§ Records for the task:
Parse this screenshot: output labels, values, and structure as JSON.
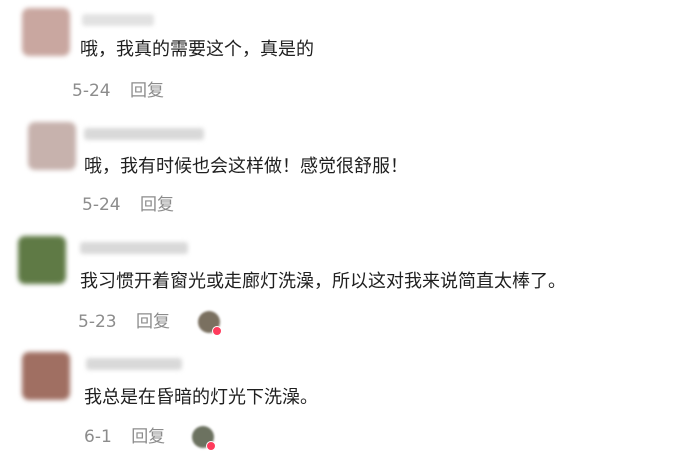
{
  "comments": [
    {
      "text": "哦，我真的需要这个，真是的",
      "date": "5-24",
      "reply_label": "回复",
      "avatar_color": "#c9a7a0",
      "has_reply_avatar": false
    },
    {
      "text": "哦，我有时候也会这样做！感觉很舒服！",
      "date": "5-24",
      "reply_label": "回复",
      "avatar_color": "#c7b2ad",
      "has_reply_avatar": false
    },
    {
      "text": "我习惯开着窗光或走廊灯洗澡，所以这对我来说简直太棒了。",
      "date": "5-23",
      "reply_label": "回复",
      "avatar_color": "#5f7a45",
      "has_reply_avatar": true,
      "reply_avatar_color": "#7a7060"
    },
    {
      "text": "我总是在昏暗的灯光下洗澡。",
      "date": "6-1",
      "reply_label": "回复",
      "avatar_color": "#a06f62",
      "has_reply_avatar": true,
      "reply_avatar_color": "#6c7260"
    }
  ]
}
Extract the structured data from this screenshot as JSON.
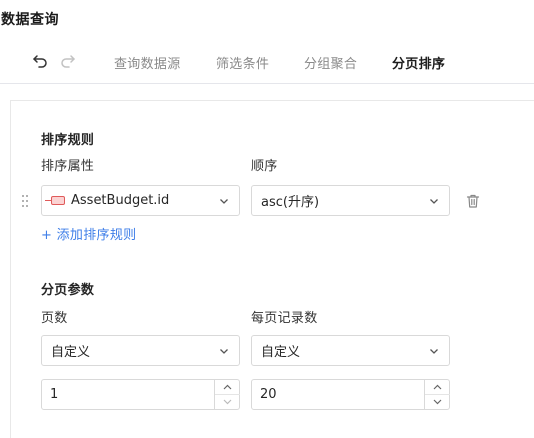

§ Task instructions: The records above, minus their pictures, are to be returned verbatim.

§ Written reply:
Parse this screenshot: output labels, values, and structure as JSON.
{
  "comments": [
    {
      "text": "哦，我真的需要这个，真是的",
      "date": "5-24",
      "reply_label": "回复",
      "avatar_color": "#c9a7a0",
      "has_reply_avatar": false
    },
    {
      "text": "哦，我有时候也会这样做！感觉很舒服！",
      "date": "5-24",
      "reply_label": "回复",
      "avatar_color": "#c7b2ad",
      "has_reply_avatar": false
    },
    {
      "text": "我习惯开着窗光或走廊灯洗澡，所以这对我来说简直太棒了。",
      "date": "5-23",
      "reply_label": "回复",
      "avatar_color": "#5f7a45",
      "has_reply_avatar": true,
      "reply_avatar_color": "#7a7060"
    },
    {
      "text": "我总是在昏暗的灯光下洗澡。",
      "date": "6-1",
      "reply_label": "回复",
      "avatar_color": "#a06f62",
      "has_reply_avatar": true,
      "reply_avatar_color": "#6c7260"
    }
  ]
}
Extract the structured data from this screenshot as JSON.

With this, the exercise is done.